The Utility of the ADOS-Toddler Module in an Independent Sample

Friday, May 13, 2016: 5:30 PM-7:00 PM
Hall A (Baltimore Convention Center)
L. B. Swineford1,2 and A. Thurm2, (1)Department of Speech and Hearing Sciences, Washington State University, Spokane, WA, (2)Pediatrics and Developmental Neuroscience Branch, National Institute of Mental Health, Bethesda, MD
Background: Calibrated severity scores (CSS, also termed comparison scores) have been developed for the Autism Diagnostic Observation Schedule, second edition (ADOS-2) and the two diagnostic domains, Social Affect (SA) and Restricted and Repetitive Behaviors (RRB) (Gotham et al., 2009; Hus, Gotham, & Lord, 2014). These scores are published for modules 1-3 of the ADOS-2 in an attempt to provide a metric of ASD severity not conflated by cognitive and language abilities. With the recent addition of the toddler module (ADOS-T), there is now a version of the ADOS available for children between 12 and 30 months of age. Sensitivity, specificity, and predictive value of raw ADOS-T scores support the use of the ADOS-T in early diagnostic practices (Luyster et al., 2009; Guthrie et al., 2013). However, the ADOS-T is still new compared to the other ADOS modules. The recent publication of the ADOS-T CSS scores (Esler et al. 2015) highlights the need for further examination of its utility using independent samples.

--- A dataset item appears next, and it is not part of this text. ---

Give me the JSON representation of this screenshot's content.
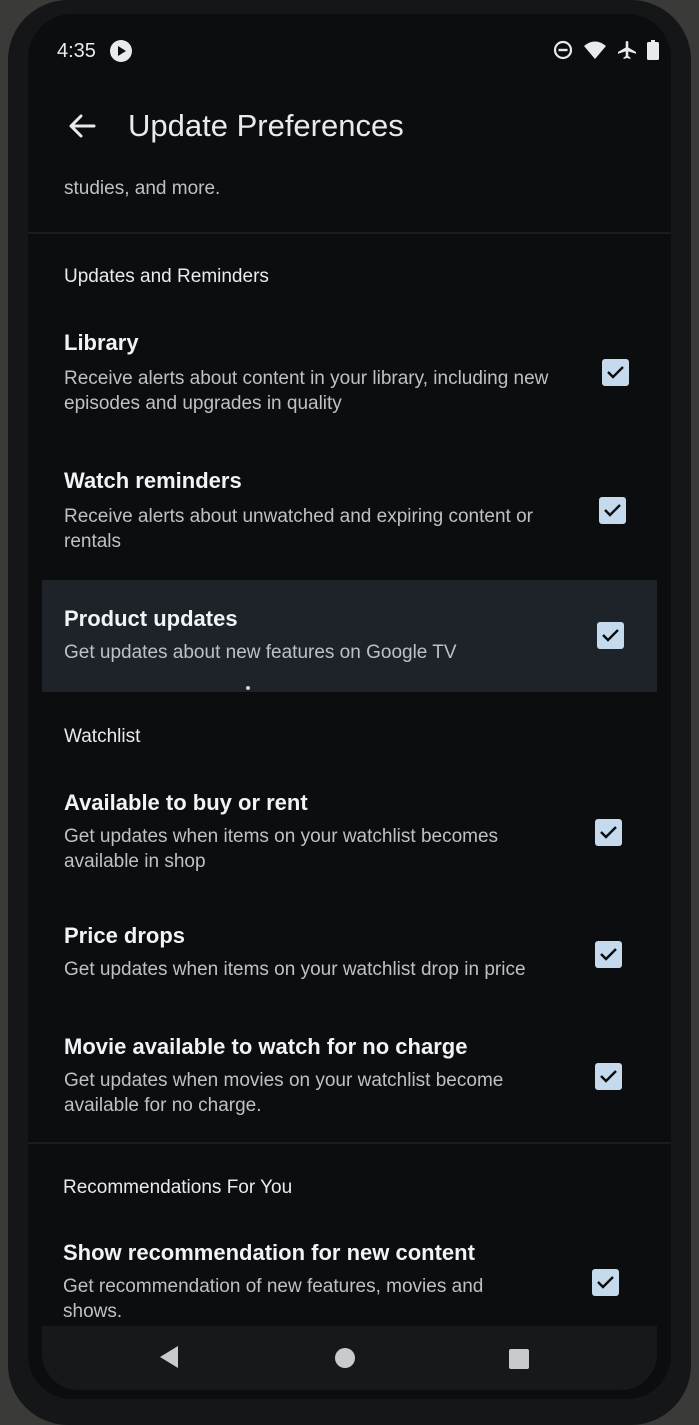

Objectives: The aim of the present study was to examine the utility of the CSS scores for the ADOS-T in an independent sample of children with ASD, non-ASD delays, or typical development.

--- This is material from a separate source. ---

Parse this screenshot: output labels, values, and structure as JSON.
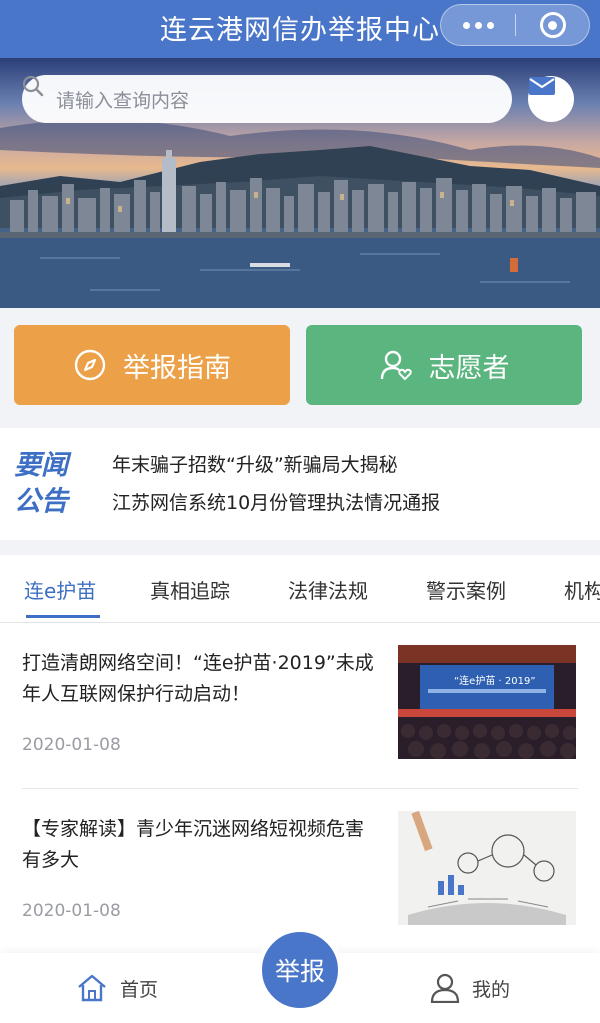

Methods: Participants included 116 toddlers (mean age: 21.44 months; range 12.60-29.76 months) who screened for autism research in the Pediatrics and Developmental Neuroscience Branch of the National Institute of Mental Health. Of the 116 toddlers, 21 met criteria for ASD, 37 for non-ASD delays, and 58 for typical development. All participants received the ADOS-T and the Mullen Scales of Early Learning as part of the screening evaluation.

Results: In the ASD group, 95% (n=20) of participants had raw scores that fell into the moderate-to-severe concern range. In contrast, 81% (n=30) of children in the non-ASD group and 93% (n=54) of children in the typical development group fell in the little-to-concern range. The mean CSS score in the ASD group was 8.38 (SD 1.62, range 4-10) which was significantly higher than the CSS scores for the non-ASD delay (mean = 2.59, SD = 1.65, range 1-7) and typical development (mean = 1.86, SD = .963, range 1-5) groups. The same pattern was observed for the SA and RRB CSS scores (see Figures 1 and 2). In the ASD group, neither the raw nor CSS scores (SA, RRB, total score) correlated with nonverbal or verbal DQ.

Conclusions: This study provides further support for the use of the clinical concern ranges on the ADOS-T. Further, results suggest that the CSS and even raw scores of the ADOS-T are an independent metric of ASD symptom severity, as the raw scores were also not related to measures of language and cognitive ability. These findings contrast the original ADOS-T CSS publication which suggested the raw and CSS scores (less so for the latter) were influenced by language abilities. Overall, while longitudinal studies need to compare CSS scores from the ADOS-T to other modules, the ADOS-T CSS scores will be useful in allowing for comparison of ASD symptoms over time.